The first part of this book is a popular introduction to astronomy and cosmology; as far as I can tell, it is accurate but dated: a lot of discoveries were made after this book came out: pulsars, gamma-ray bursts; cosmic microwave background radiation was discovered just before the book was published. Also, a lot of what we know about the Solar system was found by robot explorers such as the Voyagers, which then just began to fly. The book speculates that dinosaurs became extinct at the end of t ...more
Sep 07, 2013 John E. Branch Jr. rated it liked it
Read it in the late 70s, in the original hardcover edition from 1966 (apparently not even listed here at Goodreads), as background while preparing a review of Carl Sagan's 1979 popular-science book, Broca's Brain. This collaboration with Soviet astrophysicist Iosif Shklovsky, which was a revised, extended, and retitled version of a book Shklovsky had published in 1962, struck me when I read it—and still does—as scientifically much more serious and focused than what I was reviewing. And yet I can ...more
Well written, highly readable, but far too dated to be useful or even terribly interesting. It must have been fascinating in the late 60s, but I was left wondering how much of what they said has turned out in the long run to be even close to true. Some of the description of methodology has been interesting, though.

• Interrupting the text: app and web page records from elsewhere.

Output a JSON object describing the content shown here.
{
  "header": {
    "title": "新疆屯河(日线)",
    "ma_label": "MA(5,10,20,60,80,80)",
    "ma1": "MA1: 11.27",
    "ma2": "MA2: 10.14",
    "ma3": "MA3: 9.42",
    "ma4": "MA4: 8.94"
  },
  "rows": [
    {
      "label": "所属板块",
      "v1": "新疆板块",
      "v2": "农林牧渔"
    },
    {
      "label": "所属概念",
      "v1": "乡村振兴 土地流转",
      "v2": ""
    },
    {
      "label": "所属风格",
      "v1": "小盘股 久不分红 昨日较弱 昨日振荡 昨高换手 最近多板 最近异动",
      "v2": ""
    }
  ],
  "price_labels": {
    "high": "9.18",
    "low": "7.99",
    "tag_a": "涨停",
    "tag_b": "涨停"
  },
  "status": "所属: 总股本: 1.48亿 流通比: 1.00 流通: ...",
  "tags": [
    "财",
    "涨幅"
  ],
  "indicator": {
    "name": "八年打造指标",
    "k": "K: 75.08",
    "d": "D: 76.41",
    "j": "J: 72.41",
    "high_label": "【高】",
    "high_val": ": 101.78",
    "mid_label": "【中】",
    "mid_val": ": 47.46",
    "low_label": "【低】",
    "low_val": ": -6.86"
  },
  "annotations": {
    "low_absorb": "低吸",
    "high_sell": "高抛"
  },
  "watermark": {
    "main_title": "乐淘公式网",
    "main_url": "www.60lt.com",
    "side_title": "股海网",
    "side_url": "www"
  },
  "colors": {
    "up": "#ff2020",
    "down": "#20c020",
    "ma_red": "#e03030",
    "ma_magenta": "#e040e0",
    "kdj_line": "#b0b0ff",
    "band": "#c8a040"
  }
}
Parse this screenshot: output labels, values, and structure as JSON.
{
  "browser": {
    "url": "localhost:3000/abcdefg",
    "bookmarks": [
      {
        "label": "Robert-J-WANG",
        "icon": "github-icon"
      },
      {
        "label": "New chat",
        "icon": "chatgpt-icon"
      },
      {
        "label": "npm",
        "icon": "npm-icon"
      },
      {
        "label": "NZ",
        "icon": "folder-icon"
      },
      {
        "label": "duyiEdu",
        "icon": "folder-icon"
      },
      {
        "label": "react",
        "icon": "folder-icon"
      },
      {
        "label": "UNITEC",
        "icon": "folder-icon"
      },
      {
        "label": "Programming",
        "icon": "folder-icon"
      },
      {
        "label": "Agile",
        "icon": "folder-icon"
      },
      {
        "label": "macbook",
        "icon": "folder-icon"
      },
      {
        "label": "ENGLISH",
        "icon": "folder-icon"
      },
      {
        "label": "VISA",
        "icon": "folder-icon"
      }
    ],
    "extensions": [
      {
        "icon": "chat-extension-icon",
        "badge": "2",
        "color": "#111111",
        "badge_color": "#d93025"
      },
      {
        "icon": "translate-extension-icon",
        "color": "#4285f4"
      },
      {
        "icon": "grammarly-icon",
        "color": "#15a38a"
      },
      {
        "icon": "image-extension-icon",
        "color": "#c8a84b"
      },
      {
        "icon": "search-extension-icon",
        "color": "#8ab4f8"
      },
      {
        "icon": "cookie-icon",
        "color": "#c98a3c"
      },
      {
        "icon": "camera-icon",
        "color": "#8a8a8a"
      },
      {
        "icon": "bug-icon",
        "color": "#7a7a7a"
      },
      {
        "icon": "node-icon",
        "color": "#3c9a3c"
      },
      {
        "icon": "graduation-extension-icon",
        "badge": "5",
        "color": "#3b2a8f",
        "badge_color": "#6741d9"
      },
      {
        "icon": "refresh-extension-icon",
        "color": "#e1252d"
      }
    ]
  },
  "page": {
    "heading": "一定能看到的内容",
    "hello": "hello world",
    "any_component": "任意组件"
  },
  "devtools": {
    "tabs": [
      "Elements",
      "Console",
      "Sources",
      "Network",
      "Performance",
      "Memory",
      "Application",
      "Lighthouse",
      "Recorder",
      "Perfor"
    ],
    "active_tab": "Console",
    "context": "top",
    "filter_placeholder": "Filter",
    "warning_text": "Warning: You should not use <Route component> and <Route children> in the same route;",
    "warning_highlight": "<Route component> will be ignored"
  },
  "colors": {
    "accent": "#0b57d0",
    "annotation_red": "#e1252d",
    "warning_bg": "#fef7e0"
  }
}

in 1934, scientist Carl Sagan was born in Brooklyn, N.Y. After earning bachelor and master's degrees at Cornell, Sagan earned a double doctorate at the University of Chicago in 1960. He became professor of astronomy and space science and director of the Laboratory for Planetary Studies at Cornell University, and co-founder of the Planetary Society. A great popularizer of science, Sagan produced th ...moreMore about Carl Sagan...